[What to work on]:
Reproduce the data in its entirety, exactly as written.
################
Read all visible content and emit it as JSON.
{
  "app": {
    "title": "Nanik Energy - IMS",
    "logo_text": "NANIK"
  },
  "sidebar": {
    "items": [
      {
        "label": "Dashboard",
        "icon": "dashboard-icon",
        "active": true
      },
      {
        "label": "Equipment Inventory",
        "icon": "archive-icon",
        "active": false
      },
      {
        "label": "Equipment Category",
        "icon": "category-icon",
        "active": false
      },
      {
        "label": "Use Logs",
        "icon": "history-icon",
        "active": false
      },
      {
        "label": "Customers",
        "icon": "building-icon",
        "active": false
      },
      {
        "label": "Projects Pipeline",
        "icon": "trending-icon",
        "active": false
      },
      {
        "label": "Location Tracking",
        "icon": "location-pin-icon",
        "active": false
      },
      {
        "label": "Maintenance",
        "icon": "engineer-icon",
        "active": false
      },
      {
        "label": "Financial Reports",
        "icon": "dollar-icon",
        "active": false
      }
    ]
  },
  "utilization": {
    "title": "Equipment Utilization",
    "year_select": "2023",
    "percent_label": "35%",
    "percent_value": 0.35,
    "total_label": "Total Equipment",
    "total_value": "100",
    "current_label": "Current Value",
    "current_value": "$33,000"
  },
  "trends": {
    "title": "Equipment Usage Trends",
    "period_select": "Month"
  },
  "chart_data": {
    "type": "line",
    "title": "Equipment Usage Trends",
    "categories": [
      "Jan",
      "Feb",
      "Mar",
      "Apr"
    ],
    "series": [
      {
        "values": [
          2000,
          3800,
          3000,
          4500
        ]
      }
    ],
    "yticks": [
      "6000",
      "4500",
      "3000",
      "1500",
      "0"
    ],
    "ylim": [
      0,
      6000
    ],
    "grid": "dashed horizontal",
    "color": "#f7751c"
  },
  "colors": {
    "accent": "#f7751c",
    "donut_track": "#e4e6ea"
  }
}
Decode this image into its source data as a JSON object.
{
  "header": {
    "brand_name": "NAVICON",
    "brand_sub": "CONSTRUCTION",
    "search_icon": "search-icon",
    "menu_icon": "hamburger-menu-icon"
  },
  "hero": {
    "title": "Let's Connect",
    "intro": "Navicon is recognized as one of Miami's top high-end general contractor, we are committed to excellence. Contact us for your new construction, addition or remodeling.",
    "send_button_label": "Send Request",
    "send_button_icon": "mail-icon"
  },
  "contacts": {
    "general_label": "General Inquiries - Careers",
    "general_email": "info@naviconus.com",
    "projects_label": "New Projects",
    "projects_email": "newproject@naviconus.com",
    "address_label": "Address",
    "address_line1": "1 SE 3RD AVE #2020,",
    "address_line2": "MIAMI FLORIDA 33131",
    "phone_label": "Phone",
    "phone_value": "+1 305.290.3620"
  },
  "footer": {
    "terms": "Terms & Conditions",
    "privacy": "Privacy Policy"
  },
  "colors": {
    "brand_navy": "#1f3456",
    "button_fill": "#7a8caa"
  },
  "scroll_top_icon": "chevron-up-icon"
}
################
[Task output]:
Read all visible content and emit it as JSON.
{
  "app": {
    "title": "Nanik Energy - IMS",
    "logo_text": "NANIK"
  },
  "sidebar": {
    "items": [
      {
        "label": "Dashboard",
        "icon": "dashboard-icon",
        "active": true
      },
      {
        "label": "Equipment Inventory",
        "icon": "archive-icon",
        "active": false
      },
      {
        "label": "Equipment Category",
        "icon": "category-icon",
        "active": false
      },
      {
        "label": "Use Logs",
        "icon": "history-icon",
        "active": false
      },
      {
        "label": "Customers",
        "icon": "building-icon",
        "active": false
      },
      {
        "label": "Projects Pipeline",
        "icon": "trending-icon",
        "active": false
      },
      {
        "label": "Location Tracking",
        "icon": "location-pin-icon",
        "active": false
      },
      {
        "label": "Maintenance",
        "icon": "engineer-icon",
        "active": false
      },
      {
        "label": "Financial Reports",
        "icon": "dollar-icon",
        "active": false
      }
    ]
  },
  "utilization": {
    "title": "Equipment Utilization",
    "year_select": "2023",
    "percent_label": "35%",
    "percent_value": 0.35,
    "total_label": "Total Equipment",
    "total_value": "100",
    "current_label": "Current Value",
    "current_value": "$33,000"
  },
  "trends": {
    "title": "Equipment Usage Trends",
    "period_select": "Month"
  },
  "chart_data": {
    "type": "line",
    "title": "Equipment Usage Trends",
    "categories": [
      "Jan",
      "Feb",
      "Mar",
      "Apr"
    ],
    "series": [
      {
        "values": [
          2000,
          3800,
          3000,
          4500
        ]
      }
    ],
    "yticks": [
      "6000",
      "4500",
      "3000",
      "1500",
      "0"
    ],
    "ylim": [
      0,
      6000
    ],
    "grid": "dashed horizontal",
    "color": "#f7751c"
  },
  "colors": {
    "accent": "#f7751c",
    "donut_track": "#e4e6ea"
  }
}
Decode this image into its source data as a JSON object.
{
  "header": {
    "brand_name": "NAVICON",
    "brand_sub": "CONSTRUCTION",
    "search_icon": "search-icon",
    "menu_icon": "hamburger-menu-icon"
  },
  "hero": {
    "title": "Let's Connect",
    "intro": "Navicon is recognized as one of Miami's top high-end general contractor, we are committed to excellence. Contact us for your new construction, addition or remodeling.",
    "send_button_label": "Send Request",
    "send_button_icon": "mail-icon"
  },
  "contacts": {
    "general_label": "General Inquiries - Careers",
    "general_email": "info@naviconus.com",
    "projects_label": "New Projects",
    "projects_email": "newproject@naviconus.com",
    "address_label": "Address",
    "address_line1": "1 SE 3RD AVE #2020,",
    "address_line2": "MIAMI FLORIDA 33131",
    "phone_label": "Phone",
    "phone_value": "+1 305.290.3620"
  },
  "footer": {
    "terms": "Terms & Conditions",
    "privacy": "Privacy Policy"
  },
  "colors": {
    "brand_navy": "#1f3456",
    "button_fill": "#7a8caa"
  },
  "scroll_top_icon": "chevron-up-icon"
}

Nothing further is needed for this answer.